The problem isn’t the concept itself, the problem is the very obvious lack of training and information that should come with the responsibility of riding a motorized vehicle. Heck, the epidemic has even started spreading to Canada and the first few cities to have scooters roam their streets are already reporting issues with the users.
I’ll take the example of the city of Edmonton in Alberta where both Lime and Bird ride-sharing programs are being tested. The pilot started back in April and already, the mayor is commenting on how poorly things are going. Clueless riders zipping down sidewalks and not respecting the city’s regulations are already causing frustrations across the city only a few months into the pilot.
The companies trying to sell their ride-sharing programs to urban centers have good intentions. We all know the road to hell is paved with good intentions. One of the companies’s rep interviewed explained they try to inform users of the rules using stickers on their scooters and via their app.
Conveniently, the company didn’t release the number of incidents that involved its scooters since April, simply stating that the city of Edmonton has had fewer problems with scooter-related injuries than other cities. Whatever that means.
The city of Omaha in Nebraska was faced with a similar reality this summer as authorities started threatening scooter users with tickets if they didn’t get off the sidewalk. In other cities where the programs have been in place for longer, issues reported include scooters blocking handicapped accesses and broken down units abandoned in the middle of the way.
According to a survey by Consumer Reports, since 2017, there have been 1,500 e-scooter injuries reported in the United States. Injuries vary from broken noses to concussions because not only are the people not all aware of road regulations, they also usually don’t wear helmets.
People only need to download the app, subscribe, and they can get rolling. Who carries a helmet with them at all time? And who takes the time to read the agreements and the regulations instead of impatiently hitting “next”? Nobody is the likely answer to those questions.
So that means that what is probably a majority of uninformed and unprotected hooligans freely scoot around in some of the busiest urban centers in the country, oblivious to the rules of the road.
Not to mention that a lot of these riders aren’t very well acquainted with the physics of riding on a scooter (the small rubber wheels without any suspension don’t do well on bumpy surfaces, which directly impacts the steering, you need to keep a certain speed, like on a bicycle, to keep your balance without the same freedom of motion to kick a foot out if you loose balance since the weight is on the feet rather than on your bum, etc.).
I have yet to read adamantly positive reports about e-scooter ride-sharing programs. Maybe the cities and the mentalities regarding urban mobility need to dramatically change, but as things currently stand, scooters are a nuisance.

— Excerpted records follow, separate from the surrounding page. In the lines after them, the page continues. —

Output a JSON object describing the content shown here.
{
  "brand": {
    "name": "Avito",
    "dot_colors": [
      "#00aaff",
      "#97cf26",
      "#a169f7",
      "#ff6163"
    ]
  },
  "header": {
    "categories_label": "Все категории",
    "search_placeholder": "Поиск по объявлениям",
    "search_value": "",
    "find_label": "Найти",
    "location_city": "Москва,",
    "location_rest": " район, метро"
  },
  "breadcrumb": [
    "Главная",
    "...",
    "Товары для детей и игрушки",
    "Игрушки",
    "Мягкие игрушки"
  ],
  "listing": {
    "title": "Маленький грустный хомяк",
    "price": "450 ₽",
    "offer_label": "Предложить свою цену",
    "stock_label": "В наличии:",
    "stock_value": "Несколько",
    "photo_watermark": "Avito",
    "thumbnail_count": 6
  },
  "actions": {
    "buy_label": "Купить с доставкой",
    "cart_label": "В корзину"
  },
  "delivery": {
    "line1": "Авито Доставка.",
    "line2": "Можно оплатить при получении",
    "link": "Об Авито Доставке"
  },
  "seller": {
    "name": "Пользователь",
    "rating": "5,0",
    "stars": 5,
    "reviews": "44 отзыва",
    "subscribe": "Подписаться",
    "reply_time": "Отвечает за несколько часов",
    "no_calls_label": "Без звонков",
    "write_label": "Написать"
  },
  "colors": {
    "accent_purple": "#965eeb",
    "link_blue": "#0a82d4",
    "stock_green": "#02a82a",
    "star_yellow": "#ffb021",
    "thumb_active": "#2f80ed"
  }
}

They put people, both riders and other road users, at risk because most of the riders have no idea what they’re doing. The companies supporting the different programs rushed into the game without addressing the fact that they are putting motorized vehicles in the hands of people who don’t have licenses. Some of these people haven’t demonstrated their understanding of road regulations and their ability to pilot a vehicle.
Until the companies come up with an efficient solution to make sure their riders scoot around safely, I’ll remain convinced that these ride-sharing programs need to be set on fire and sent back to the pits of Hell from where they come.